**DATASET EXTRACT:**
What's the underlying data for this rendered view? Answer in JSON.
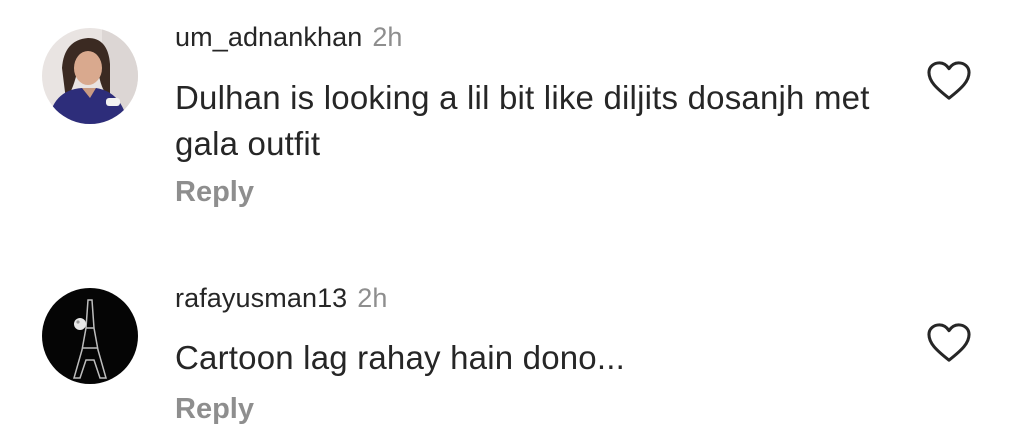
{
  "comments": [
    {
      "username": "um_adnankhan",
      "time": "2h",
      "text": "Dulhan is looking a lil bit like diljits dosanjh met gala outfit",
      "reply_label": "Reply",
      "like_icon": "heart-outline-icon"
    },
    {
      "username": "rafayusman13",
      "time": "2h",
      "text": "Cartoon lag rahay hain dono...",
      "reply_label": "Reply",
      "like_icon": "heart-outline-icon"
    }
  ],
  "colors": {
    "text": "#262626",
    "muted": "#8e8e8e",
    "background": "#ffffff"
  }
}
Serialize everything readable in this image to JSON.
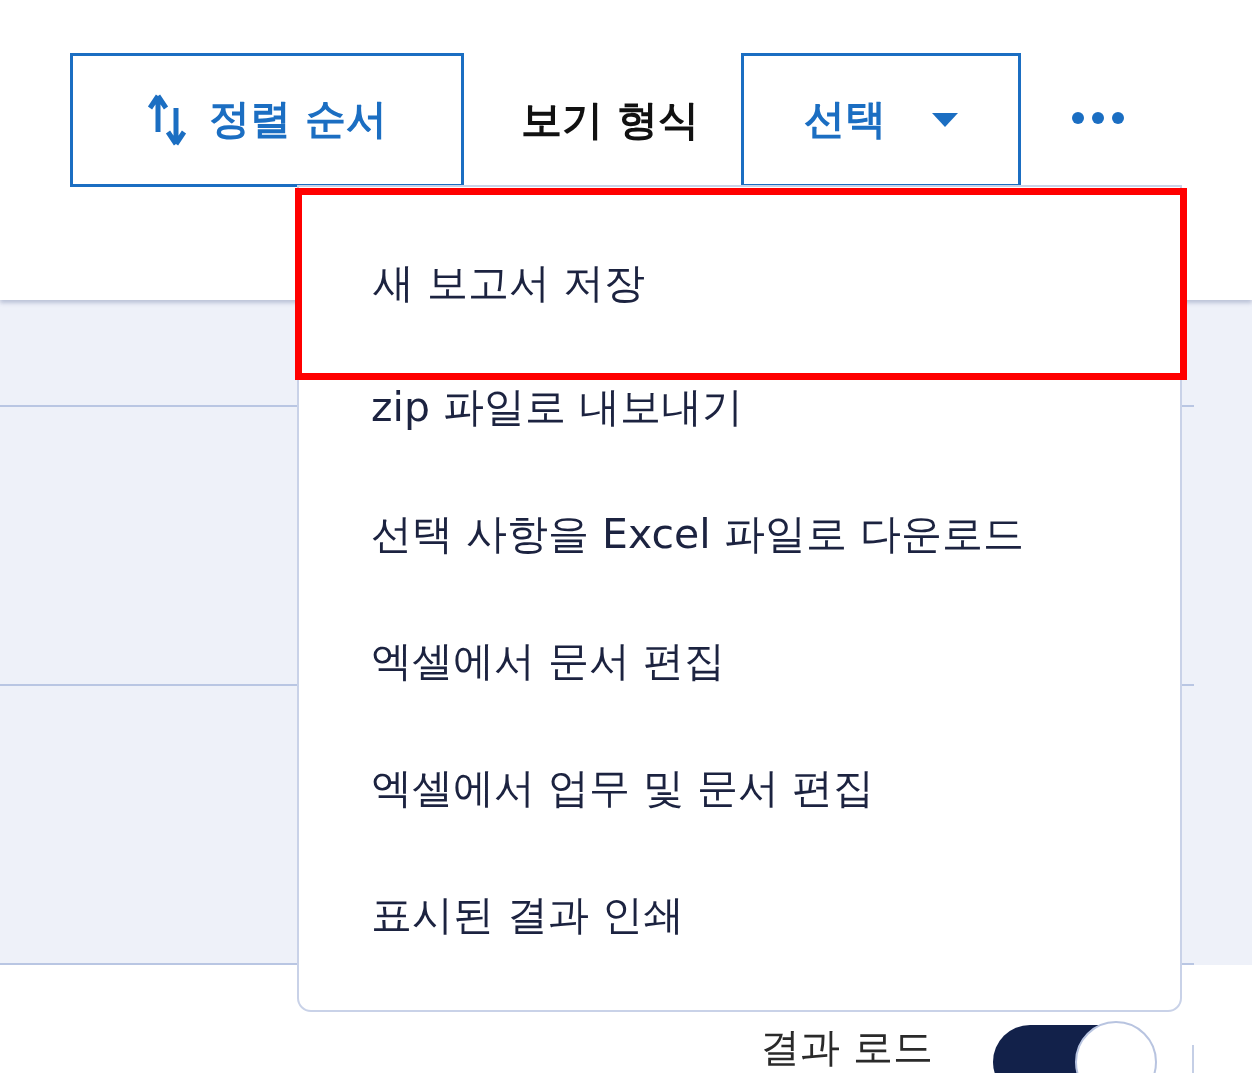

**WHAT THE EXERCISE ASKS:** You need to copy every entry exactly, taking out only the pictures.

**FINAL ANSWER:**
What's the underlying data for this rendered view? Answer in JSON.
{
  "comments": [
    {
      "username": "um_adnankhan",
      "time": "2h",
      "text": "Dulhan is looking a lil bit like diljits dosanjh met gala outfit",
      "reply_label": "Reply",
      "like_icon": "heart-outline-icon"
    },
    {
      "username": "rafayusman13",
      "time": "2h",
      "text": "Cartoon lag rahay hain dono...",
      "reply_label": "Reply",
      "like_icon": "heart-outline-icon"
    }
  ],
  "colors": {
    "text": "#262626",
    "muted": "#8e8e8e",
    "background": "#ffffff"
  }
}
Serialize everything readable in this image to JSON.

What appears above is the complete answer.